Doctors and hospitals who destroy or lose frozen embryos can’t be sued for wrongful death, the Arizona Court of Appeals ruled Thursday.
In the precedent-setting opinion, the judges said an unimplanted embryo is not a person under state law. In fact, they said Arizona does not recognize a fetus as a person until it reaches viability — when it can survive outside the womb.
The judges refused, however, to decide when life actually begins. They said answering that question — something debated among doctors, scientists, ethicists and philosophers — is unnecessary to resolving the lawsuit before them.
The judges opted to use the term "pre-embryo’’ in the ruling to describe the eightcelled, 3-day-old fertilized egg to avoid that controversy.
But the legal decision is likely to become part of the ongoing debate about both the legality and morality of experimenting on embryonic stem cells.
While the judges refused to let Belinda and William Jeter sue Mayo Clinic for wrongful death, they did say the couple could pursue claims of loss of
irreplaceable property, breach of fiduciary duty, and "bailment’’ — failure to return property.
The Jeters sued after the clinic lost or destroyed some embryos the hospital was supposed to transfer to another doctor. Geoffrey Trachtenberg, the couple’s lawyer, said it is also possible Mayo may have given the embryos to the wrong people.
Appellate Judge Donn Kessler, writing for the court, said some statutes protect implanted embryos and fetuses. For example, he said, it is a crime to knowingly or recklessly cause the death of an unborn child; another statute requires that abortionists try to preserve the life of a fetus that is delivered alive.
Kessler said, though, the laws that allow civil suits presume that a fetus becomes a person at viability.
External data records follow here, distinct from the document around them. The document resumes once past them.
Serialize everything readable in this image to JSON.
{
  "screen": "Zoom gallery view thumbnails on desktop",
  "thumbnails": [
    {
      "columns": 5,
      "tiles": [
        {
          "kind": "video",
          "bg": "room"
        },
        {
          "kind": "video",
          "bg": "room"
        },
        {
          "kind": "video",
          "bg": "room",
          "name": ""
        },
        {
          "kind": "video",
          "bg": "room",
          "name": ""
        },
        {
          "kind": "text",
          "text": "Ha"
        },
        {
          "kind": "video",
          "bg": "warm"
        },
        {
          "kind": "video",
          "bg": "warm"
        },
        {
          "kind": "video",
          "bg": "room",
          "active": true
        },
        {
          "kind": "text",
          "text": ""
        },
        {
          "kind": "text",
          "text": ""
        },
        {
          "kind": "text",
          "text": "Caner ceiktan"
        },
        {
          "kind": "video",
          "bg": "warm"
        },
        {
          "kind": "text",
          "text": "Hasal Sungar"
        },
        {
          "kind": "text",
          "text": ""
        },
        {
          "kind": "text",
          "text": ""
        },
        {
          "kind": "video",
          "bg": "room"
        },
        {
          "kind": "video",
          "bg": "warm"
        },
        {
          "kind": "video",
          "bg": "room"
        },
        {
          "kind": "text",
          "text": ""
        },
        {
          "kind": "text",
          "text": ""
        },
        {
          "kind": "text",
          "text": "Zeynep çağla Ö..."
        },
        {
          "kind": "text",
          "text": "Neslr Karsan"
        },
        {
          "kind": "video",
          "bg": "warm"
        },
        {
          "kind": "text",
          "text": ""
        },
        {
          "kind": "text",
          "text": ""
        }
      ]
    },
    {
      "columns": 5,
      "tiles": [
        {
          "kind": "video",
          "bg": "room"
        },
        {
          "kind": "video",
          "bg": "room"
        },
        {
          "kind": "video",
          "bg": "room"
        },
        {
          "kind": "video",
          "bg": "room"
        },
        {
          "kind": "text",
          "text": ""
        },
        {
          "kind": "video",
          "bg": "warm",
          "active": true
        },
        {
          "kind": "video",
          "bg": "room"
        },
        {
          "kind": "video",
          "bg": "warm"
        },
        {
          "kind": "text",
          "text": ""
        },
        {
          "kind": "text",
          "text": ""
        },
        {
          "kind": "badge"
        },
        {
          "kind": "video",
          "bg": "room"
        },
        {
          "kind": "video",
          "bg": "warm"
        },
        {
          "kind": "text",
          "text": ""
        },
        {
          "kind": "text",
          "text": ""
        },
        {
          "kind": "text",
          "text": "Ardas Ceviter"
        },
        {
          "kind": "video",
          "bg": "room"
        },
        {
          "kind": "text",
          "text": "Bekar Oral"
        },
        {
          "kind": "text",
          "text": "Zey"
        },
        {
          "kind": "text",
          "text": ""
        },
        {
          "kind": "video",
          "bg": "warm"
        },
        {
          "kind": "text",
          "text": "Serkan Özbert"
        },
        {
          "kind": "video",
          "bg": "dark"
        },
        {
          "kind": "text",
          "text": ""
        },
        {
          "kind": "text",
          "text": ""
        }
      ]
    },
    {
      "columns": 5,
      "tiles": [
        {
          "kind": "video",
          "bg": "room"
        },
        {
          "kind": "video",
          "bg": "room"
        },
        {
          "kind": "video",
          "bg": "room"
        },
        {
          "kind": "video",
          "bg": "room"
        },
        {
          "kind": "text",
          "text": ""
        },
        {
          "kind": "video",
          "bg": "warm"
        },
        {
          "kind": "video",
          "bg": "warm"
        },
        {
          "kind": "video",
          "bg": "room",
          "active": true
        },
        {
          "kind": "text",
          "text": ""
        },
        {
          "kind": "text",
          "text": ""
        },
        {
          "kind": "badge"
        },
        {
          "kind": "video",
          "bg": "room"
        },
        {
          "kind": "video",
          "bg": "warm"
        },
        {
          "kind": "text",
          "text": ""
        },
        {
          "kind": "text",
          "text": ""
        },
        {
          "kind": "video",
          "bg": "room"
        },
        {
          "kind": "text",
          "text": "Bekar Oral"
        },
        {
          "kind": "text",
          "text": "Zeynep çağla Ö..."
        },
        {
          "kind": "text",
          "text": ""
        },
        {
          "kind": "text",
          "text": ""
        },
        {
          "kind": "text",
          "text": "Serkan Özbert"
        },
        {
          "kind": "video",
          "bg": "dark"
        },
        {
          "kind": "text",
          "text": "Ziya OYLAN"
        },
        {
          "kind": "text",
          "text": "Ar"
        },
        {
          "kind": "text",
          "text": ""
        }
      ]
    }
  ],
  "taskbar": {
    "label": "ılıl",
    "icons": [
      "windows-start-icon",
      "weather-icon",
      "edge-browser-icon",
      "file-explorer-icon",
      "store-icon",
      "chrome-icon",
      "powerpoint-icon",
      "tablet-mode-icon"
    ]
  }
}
And he said that eight-celled cryopreserved pre-embryos stored in straws "are incapable of developing into children via an extrauterine process.’’
And the judges refused to accept the Jeters’ argument to extend protection of wrongful-death laws to "potential viability,’’ saying that decision is up to the Legislature and not the courts.
Kessler also said allowing wrongful-death lawsuits over unimplanted embryos presents special problems. For example, he said, it is unclear how long an embryo can be kept in a frozen state.
"If the female donor decided she did not want another child, the clinic would be faced with the dilemma of allowing the pre-embryos to be irretrievably damaged by indefinite storage and face potential liability for a wrongful death,’’ Kessler wrote.
Thursday’s ruling does not alarm John Jakubczyk, attorney for Arizona Right to Life, despite the court’s conclusion that an unimplanted embryo is not a person.
Jakubczyk said while he believes life begins when an egg is fertilized, the right to sue is strictly created by the Legislature. As such, he said, lawmakers are free to determine for purposes of a wrongful-death suit when an embryo becomes a person.
He said the situation, at least from a legal standpoint, becomes more complicated with an unimplanted embryo.
"Personally I have a great deal of difficulty separating the notion of ‘conception’ and ‘conceiving’ with the oldfashioned way of doing it,’’ he said. Jakubczyk said that, if nothing else, when couples agree to in vitro fertilization "there’s almost an assumption of risk’’ that something can go wrong.